Where does the word "image" show up in the data? Please find each such line and copy it.

_Source records_

━━━━━━━━━━━━━━━━━━━━━━━━━━━━━━

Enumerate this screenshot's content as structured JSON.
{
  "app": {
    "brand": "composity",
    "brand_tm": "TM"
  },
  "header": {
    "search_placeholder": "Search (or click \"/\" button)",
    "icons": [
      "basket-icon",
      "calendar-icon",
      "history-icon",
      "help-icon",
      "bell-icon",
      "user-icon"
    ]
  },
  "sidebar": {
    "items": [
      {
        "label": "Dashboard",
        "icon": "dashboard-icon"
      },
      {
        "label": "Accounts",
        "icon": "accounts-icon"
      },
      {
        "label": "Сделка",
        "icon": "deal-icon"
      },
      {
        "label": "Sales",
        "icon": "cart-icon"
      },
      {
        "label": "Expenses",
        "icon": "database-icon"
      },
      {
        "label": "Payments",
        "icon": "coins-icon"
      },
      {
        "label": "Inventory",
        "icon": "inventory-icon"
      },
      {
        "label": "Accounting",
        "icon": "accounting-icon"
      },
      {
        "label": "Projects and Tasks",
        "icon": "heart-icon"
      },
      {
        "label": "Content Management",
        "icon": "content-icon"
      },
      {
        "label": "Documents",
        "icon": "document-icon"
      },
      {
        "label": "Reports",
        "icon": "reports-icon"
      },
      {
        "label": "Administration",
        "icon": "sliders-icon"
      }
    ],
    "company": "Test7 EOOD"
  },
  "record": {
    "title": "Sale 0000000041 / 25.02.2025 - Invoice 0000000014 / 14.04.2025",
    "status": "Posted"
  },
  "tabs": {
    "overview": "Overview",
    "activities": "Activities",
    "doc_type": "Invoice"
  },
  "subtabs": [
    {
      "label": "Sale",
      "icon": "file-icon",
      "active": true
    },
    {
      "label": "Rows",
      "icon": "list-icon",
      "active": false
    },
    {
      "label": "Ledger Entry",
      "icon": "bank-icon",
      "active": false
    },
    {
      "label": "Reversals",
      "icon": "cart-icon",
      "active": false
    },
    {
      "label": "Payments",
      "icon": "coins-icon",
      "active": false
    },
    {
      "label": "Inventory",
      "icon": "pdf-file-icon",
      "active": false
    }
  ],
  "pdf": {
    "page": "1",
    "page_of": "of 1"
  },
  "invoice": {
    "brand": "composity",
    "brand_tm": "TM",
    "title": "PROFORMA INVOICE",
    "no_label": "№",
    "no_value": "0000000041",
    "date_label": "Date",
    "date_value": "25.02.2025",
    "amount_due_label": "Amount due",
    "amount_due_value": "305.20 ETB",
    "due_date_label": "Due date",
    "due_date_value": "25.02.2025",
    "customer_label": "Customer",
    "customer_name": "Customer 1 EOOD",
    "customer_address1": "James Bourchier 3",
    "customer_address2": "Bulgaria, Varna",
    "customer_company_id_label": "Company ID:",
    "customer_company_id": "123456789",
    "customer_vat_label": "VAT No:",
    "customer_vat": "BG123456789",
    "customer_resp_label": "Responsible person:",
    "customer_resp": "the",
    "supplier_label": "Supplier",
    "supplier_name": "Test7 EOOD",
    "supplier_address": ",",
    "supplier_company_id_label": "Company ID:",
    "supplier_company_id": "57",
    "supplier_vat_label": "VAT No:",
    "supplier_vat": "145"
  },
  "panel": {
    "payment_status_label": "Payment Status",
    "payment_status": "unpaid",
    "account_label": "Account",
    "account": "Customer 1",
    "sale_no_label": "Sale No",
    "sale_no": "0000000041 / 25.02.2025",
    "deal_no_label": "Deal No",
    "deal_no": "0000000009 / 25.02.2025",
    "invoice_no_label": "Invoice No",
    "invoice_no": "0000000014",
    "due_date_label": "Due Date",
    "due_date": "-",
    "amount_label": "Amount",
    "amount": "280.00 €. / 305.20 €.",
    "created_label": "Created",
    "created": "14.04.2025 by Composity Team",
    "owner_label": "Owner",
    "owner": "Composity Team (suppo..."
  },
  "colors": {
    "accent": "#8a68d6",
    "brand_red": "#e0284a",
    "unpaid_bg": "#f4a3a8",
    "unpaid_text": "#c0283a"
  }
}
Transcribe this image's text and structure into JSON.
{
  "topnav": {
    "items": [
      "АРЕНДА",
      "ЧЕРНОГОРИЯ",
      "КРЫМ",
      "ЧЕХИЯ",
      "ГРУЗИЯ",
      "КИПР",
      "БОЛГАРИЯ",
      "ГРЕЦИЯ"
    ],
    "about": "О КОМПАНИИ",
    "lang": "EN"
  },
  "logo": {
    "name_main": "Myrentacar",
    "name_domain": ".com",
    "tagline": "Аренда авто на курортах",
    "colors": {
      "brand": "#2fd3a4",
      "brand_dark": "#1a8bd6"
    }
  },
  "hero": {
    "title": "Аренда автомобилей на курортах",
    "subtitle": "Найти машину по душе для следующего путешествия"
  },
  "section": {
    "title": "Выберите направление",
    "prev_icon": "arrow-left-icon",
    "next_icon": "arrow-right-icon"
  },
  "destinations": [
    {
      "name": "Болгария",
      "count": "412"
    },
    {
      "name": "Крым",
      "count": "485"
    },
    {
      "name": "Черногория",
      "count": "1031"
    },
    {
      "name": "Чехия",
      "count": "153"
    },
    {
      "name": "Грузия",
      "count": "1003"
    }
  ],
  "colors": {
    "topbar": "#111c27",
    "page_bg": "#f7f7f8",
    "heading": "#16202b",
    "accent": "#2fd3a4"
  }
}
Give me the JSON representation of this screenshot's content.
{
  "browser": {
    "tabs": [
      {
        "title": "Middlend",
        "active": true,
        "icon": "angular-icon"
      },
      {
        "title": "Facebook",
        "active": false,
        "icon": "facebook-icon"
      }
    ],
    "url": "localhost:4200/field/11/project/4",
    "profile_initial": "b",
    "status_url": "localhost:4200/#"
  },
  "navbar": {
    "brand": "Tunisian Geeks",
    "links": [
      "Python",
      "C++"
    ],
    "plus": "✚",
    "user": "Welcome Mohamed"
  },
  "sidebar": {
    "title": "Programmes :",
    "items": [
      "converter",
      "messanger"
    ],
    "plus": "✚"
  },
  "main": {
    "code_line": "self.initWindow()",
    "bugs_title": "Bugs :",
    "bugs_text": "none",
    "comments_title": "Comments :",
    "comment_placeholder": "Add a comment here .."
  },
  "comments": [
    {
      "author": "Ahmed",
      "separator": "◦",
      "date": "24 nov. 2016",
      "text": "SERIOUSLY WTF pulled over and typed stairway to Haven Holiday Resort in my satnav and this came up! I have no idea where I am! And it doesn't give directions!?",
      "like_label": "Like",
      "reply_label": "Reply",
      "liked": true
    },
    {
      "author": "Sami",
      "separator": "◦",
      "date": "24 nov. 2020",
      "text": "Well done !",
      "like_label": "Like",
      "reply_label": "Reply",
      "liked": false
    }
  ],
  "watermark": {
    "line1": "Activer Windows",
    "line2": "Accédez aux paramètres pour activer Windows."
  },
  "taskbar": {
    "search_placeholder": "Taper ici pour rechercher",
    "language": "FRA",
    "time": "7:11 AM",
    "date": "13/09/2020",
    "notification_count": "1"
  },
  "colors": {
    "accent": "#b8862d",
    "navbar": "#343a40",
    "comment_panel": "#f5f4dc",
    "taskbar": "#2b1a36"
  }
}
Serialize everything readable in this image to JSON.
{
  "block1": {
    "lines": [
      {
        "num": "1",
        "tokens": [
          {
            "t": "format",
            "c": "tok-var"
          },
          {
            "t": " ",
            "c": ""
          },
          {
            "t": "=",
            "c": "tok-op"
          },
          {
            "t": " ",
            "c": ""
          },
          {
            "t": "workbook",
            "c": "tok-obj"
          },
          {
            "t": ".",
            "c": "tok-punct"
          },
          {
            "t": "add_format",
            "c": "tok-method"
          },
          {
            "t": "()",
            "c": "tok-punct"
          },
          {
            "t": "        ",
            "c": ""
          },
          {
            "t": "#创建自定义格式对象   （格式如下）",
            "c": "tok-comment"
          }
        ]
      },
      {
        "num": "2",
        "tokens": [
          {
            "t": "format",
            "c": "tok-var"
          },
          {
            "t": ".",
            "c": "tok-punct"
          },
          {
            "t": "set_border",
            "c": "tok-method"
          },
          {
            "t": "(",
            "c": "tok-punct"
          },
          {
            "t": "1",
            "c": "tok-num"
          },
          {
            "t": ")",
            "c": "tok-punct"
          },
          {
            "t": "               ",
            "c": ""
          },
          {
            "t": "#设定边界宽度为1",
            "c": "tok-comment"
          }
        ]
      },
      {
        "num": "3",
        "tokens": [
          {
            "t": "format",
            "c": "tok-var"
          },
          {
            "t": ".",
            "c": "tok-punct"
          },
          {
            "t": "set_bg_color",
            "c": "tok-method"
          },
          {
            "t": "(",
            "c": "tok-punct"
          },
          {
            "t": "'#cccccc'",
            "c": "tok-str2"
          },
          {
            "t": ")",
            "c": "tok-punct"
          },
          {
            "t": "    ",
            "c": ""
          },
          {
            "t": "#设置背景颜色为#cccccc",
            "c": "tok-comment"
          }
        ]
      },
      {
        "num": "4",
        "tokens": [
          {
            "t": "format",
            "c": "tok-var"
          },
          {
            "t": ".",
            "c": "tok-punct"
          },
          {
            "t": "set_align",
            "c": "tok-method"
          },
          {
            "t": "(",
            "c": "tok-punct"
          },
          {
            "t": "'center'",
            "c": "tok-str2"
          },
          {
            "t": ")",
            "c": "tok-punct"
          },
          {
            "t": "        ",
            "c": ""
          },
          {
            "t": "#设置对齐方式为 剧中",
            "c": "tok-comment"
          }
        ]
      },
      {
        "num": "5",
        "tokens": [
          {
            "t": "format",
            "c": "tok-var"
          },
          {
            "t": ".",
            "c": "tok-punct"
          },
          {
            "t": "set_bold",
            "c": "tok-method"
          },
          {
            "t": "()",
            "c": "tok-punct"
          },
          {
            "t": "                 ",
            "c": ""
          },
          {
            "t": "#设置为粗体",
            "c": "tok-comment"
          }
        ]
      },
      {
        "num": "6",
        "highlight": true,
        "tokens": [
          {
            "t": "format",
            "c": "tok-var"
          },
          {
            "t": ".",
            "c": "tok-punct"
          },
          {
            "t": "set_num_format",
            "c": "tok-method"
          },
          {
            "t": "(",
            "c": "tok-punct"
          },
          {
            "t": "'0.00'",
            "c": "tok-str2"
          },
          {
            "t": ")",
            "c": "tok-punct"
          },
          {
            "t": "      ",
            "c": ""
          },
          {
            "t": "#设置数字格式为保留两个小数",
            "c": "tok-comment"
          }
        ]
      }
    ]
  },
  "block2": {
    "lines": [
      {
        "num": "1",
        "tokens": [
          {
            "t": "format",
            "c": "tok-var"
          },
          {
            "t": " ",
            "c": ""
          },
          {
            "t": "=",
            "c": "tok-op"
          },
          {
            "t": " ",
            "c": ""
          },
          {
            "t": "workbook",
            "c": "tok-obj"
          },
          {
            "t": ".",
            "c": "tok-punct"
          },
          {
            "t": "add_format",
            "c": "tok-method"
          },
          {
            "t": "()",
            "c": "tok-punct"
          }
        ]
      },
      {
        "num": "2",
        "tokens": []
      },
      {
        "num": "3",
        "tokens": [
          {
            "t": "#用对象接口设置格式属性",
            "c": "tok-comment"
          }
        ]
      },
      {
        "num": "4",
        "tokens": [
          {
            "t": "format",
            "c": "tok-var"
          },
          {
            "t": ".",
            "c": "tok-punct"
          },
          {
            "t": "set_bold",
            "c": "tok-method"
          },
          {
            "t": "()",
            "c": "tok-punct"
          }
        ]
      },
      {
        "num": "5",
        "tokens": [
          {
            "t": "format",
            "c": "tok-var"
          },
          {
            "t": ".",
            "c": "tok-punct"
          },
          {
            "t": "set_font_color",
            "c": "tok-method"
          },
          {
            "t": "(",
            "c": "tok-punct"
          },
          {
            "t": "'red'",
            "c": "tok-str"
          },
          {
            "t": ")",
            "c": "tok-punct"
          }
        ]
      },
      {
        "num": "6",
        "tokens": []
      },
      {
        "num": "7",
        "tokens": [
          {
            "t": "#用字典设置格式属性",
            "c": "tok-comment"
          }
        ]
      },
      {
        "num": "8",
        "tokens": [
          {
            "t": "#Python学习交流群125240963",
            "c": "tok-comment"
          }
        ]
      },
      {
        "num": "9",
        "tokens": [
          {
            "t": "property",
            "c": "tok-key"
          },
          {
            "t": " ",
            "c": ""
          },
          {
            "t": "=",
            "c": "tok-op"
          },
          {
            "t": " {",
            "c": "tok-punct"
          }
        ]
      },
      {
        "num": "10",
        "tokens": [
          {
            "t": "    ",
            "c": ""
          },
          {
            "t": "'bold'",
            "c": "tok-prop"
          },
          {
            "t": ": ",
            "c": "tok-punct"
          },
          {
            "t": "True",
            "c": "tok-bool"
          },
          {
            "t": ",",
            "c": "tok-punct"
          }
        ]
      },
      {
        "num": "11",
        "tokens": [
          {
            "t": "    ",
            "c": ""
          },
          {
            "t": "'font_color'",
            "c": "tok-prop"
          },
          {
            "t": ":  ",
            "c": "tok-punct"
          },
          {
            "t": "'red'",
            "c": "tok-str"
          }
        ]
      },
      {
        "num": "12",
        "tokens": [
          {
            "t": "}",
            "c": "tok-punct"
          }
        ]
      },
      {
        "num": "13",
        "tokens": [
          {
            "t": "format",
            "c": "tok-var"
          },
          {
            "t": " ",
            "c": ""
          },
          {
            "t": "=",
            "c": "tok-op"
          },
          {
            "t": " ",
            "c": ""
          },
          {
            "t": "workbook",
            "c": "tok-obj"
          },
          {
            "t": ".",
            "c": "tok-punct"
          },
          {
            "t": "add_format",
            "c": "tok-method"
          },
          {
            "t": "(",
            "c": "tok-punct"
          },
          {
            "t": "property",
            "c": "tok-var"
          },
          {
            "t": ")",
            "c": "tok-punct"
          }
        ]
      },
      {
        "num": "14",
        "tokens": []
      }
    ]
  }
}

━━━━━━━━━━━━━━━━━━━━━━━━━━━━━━

_Written reply_
Transcribe this image's text and structure into JSON.
Serialize everything readable in this image to JSON.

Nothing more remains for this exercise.